— About this task —
What is needed is an exact copy of all the records, written out in full.

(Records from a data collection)
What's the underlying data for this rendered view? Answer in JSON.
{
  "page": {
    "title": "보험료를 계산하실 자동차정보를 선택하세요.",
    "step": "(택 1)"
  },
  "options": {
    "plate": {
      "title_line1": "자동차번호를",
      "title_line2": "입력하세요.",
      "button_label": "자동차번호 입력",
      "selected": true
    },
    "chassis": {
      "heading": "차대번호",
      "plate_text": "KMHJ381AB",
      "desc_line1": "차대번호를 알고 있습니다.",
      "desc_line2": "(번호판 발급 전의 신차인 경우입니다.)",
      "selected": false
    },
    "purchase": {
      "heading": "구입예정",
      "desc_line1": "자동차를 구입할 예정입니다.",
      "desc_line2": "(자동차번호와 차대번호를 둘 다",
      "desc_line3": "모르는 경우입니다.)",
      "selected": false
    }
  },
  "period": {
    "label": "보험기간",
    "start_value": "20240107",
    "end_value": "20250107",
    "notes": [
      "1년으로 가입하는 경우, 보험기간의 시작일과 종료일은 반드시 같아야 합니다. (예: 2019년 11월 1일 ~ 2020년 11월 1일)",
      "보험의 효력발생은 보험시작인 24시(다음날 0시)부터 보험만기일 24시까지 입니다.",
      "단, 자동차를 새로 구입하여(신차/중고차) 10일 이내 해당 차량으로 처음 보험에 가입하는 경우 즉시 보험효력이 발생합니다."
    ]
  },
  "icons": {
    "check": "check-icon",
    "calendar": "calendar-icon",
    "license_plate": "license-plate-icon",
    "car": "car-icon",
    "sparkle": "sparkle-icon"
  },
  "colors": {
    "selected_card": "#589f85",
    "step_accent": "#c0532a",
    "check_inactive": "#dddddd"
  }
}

— Result below —
What's the underlying data for this rendered view? Answer in JSON.
{
  "page": {
    "title": "보험료를 계산하실 자동차정보를 선택하세요.",
    "step": "(택 1)"
  },
  "options": {
    "plate": {
      "title_line1": "자동차번호를",
      "title_line2": "입력하세요.",
      "button_label": "자동차번호 입력",
      "selected": true
    },
    "chassis": {
      "heading": "차대번호",
      "plate_text": "KMHJ381AB",
      "desc_line1": "차대번호를 알고 있습니다.",
      "desc_line2": "(번호판 발급 전의 신차인 경우입니다.)",
      "selected": false
    },
    "purchase": {
      "heading": "구입예정",
      "desc_line1": "자동차를 구입할 예정입니다.",
      "desc_line2": "(자동차번호와 차대번호를 둘 다",
      "desc_line3": "모르는 경우입니다.)",
      "selected": false
    }
  },
  "period": {
    "label": "보험기간",
    "start_value": "20240107",
    "end_value": "20250107",
    "notes": [
      "1년으로 가입하는 경우, 보험기간의 시작일과 종료일은 반드시 같아야 합니다. (예: 2019년 11월 1일 ~ 2020년 11월 1일)",
      "보험의 효력발생은 보험시작인 24시(다음날 0시)부터 보험만기일 24시까지 입니다.",
      "단, 자동차를 새로 구입하여(신차/중고차) 10일 이내 해당 차량으로 처음 보험에 가입하는 경우 즉시 보험효력이 발생합니다."
    ]
  },
  "icons": {
    "check": "check-icon",
    "calendar": "calendar-icon",
    "license_plate": "license-plate-icon",
    "car": "car-icon",
    "sparkle": "sparkle-icon"
  },
  "colors": {
    "selected_card": "#589f85",
    "step_accent": "#c0532a",
    "check_inactive": "#dddddd"
  }
}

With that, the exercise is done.